▸ **TASK BRIEF**
Work out the number of lines below containing the word "groups" and give nothing besides it.

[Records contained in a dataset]
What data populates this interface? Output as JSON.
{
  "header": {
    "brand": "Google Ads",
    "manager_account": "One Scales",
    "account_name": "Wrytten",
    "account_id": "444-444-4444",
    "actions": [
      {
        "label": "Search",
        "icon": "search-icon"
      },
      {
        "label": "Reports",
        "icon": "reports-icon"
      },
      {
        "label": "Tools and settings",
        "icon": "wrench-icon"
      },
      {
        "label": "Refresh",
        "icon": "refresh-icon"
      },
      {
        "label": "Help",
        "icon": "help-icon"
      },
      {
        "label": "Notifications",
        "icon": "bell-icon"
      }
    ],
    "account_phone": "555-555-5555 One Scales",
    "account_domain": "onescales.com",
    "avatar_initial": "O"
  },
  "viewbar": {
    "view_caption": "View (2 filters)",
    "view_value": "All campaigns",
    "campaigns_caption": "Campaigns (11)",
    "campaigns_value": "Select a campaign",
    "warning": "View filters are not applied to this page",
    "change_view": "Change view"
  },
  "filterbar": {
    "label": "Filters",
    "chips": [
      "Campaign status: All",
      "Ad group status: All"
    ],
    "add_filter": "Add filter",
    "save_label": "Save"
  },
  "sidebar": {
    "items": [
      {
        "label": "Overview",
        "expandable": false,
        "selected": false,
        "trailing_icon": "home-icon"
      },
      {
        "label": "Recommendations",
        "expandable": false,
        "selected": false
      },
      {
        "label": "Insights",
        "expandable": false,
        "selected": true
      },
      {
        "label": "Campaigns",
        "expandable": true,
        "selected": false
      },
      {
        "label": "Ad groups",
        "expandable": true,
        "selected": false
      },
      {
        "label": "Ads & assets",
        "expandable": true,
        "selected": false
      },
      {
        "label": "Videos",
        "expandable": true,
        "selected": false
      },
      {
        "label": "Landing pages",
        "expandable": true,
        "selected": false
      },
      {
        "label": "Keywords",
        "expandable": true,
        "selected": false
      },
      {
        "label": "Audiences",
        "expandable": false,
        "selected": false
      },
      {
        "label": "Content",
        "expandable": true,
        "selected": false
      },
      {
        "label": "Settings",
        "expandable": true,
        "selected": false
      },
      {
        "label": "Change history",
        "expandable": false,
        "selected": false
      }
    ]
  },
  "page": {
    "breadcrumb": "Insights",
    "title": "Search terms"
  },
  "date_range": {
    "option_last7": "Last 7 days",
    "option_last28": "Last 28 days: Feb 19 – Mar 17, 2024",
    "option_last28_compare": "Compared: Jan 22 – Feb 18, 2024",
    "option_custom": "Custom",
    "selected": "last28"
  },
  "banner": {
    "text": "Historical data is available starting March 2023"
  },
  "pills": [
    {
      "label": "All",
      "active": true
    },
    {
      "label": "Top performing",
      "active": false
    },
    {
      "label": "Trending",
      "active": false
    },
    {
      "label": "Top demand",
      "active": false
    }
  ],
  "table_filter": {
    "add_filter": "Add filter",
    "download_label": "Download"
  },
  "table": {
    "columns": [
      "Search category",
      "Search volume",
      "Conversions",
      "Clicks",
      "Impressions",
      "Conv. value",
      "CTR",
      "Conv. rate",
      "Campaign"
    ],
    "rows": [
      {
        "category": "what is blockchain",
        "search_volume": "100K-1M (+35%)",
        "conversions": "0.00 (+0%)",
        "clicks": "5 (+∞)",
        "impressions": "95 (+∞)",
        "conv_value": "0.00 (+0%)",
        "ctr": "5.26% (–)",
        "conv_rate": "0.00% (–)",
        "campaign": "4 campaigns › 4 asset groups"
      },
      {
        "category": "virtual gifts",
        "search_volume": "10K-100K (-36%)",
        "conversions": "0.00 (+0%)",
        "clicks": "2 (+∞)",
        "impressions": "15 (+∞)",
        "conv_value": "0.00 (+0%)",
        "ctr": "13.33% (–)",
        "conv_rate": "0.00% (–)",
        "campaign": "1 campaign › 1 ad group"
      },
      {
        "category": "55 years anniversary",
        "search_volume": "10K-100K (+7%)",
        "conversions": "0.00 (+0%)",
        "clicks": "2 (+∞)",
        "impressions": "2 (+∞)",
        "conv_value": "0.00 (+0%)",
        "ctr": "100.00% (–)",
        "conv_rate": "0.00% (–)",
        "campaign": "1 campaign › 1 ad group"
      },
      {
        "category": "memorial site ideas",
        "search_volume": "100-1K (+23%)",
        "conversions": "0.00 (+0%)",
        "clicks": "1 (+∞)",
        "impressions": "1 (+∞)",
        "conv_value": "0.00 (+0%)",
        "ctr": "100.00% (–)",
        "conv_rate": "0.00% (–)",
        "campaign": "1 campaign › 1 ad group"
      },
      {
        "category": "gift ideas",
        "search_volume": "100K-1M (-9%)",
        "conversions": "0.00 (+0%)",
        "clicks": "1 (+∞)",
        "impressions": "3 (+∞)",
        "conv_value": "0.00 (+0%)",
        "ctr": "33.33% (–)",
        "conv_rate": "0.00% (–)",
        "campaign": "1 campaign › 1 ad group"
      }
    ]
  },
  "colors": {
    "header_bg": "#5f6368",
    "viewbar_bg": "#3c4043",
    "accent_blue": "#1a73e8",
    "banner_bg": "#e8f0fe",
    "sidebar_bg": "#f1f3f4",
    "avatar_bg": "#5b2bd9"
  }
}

▸ **TASK SOLUTION**
2